In Scotland, 10 police officers lost a court battle to keep WhatsApp messages secret after they were charged with misconduct.

The officers claimed they had a right to privacy but Police Scotland successfully argued they were entitled to use the messages in disciplinary proceedings.

West Yorkshire Police Federation conduct liaison officer Aaron Horsfall said: “These rulings now show there is no privacy when it comes to shared WhatsApp groups and other social media platforms.

“Officers use WhatsApp all the time, so we must all be mindful of the implications of using it. It’s the sort of thing you might just use or post something when your guard is down or when you’re off duty.

“I would urge officers to be very careful about what they put on their groups because these cases can and do happen. And careers could be on the line.”

He added: "“When you join a team, you’ll be invited to that team’s WhatsApp group, and people can end up posting all sorts of things on there.

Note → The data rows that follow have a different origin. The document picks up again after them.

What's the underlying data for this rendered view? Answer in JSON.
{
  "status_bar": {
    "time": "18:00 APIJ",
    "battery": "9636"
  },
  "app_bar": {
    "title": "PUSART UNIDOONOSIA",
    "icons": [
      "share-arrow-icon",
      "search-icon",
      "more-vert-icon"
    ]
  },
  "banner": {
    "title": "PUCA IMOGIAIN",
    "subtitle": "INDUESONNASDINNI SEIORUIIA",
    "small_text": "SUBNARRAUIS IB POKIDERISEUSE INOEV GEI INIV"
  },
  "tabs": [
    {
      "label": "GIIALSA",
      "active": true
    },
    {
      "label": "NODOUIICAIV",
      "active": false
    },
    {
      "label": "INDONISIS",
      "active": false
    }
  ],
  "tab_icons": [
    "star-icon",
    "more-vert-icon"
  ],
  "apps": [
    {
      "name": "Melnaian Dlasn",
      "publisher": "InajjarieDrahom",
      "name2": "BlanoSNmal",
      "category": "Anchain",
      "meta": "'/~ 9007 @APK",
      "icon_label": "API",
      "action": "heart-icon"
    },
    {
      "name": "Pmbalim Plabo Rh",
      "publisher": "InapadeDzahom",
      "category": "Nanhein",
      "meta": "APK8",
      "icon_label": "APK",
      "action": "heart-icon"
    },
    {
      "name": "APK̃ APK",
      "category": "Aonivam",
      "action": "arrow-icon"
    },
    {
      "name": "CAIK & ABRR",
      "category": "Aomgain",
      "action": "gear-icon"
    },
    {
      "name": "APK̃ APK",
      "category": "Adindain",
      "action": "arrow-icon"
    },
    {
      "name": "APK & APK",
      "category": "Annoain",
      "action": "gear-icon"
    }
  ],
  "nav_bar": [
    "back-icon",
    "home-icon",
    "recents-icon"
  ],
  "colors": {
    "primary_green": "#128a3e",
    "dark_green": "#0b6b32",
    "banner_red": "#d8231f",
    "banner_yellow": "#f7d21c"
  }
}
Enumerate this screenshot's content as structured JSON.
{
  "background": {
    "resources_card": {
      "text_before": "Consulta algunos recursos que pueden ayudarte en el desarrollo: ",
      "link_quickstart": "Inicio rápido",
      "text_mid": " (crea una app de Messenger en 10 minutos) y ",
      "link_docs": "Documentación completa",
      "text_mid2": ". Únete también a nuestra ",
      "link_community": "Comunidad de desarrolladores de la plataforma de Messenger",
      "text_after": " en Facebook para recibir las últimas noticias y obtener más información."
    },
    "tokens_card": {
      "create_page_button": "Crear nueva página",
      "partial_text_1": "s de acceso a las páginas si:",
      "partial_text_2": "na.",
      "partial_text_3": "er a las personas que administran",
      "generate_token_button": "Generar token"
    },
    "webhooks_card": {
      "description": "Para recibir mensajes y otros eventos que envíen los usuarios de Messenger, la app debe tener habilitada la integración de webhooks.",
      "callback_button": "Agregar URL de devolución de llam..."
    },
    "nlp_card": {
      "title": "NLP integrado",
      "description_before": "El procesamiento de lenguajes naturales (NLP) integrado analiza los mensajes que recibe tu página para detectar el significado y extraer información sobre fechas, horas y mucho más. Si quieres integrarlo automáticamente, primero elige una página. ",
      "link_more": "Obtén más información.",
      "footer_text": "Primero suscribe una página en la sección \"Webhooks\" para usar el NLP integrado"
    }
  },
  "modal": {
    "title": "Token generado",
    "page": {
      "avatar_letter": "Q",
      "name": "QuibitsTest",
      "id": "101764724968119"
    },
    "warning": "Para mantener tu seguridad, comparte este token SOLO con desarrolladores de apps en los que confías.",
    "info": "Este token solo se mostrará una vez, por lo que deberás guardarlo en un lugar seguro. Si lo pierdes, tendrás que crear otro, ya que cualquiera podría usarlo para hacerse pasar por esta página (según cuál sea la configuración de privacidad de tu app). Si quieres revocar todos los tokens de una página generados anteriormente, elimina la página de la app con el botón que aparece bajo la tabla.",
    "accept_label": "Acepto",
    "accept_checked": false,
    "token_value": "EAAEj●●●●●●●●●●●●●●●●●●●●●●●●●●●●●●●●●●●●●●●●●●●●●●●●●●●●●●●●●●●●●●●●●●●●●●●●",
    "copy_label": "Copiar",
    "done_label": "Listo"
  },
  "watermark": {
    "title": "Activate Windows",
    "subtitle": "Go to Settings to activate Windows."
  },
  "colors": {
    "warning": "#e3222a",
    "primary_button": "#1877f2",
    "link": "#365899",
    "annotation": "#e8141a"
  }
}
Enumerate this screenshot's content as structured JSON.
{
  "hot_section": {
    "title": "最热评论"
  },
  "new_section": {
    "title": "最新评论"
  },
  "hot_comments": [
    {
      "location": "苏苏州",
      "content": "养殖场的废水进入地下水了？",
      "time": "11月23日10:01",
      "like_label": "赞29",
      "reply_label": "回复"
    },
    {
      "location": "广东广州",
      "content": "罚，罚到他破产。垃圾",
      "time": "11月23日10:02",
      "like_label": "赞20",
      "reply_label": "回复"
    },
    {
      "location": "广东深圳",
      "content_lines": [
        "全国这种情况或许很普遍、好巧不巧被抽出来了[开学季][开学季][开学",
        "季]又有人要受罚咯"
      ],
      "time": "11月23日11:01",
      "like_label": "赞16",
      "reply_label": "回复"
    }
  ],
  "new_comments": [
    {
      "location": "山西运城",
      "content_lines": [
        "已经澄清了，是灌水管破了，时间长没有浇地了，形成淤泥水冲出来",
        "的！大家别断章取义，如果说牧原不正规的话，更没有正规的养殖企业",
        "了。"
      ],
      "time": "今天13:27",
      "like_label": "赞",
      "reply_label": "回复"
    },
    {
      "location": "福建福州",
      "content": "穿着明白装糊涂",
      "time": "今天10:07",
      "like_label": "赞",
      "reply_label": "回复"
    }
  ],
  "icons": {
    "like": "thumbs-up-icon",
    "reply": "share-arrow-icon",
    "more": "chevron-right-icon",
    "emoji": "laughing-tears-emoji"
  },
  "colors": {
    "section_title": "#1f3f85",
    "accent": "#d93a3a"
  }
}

“It might be talking about other colleagues or jobs or posting jokes which some people might find offensive. I’m asking officers to try and see the potential problems and think before they post.”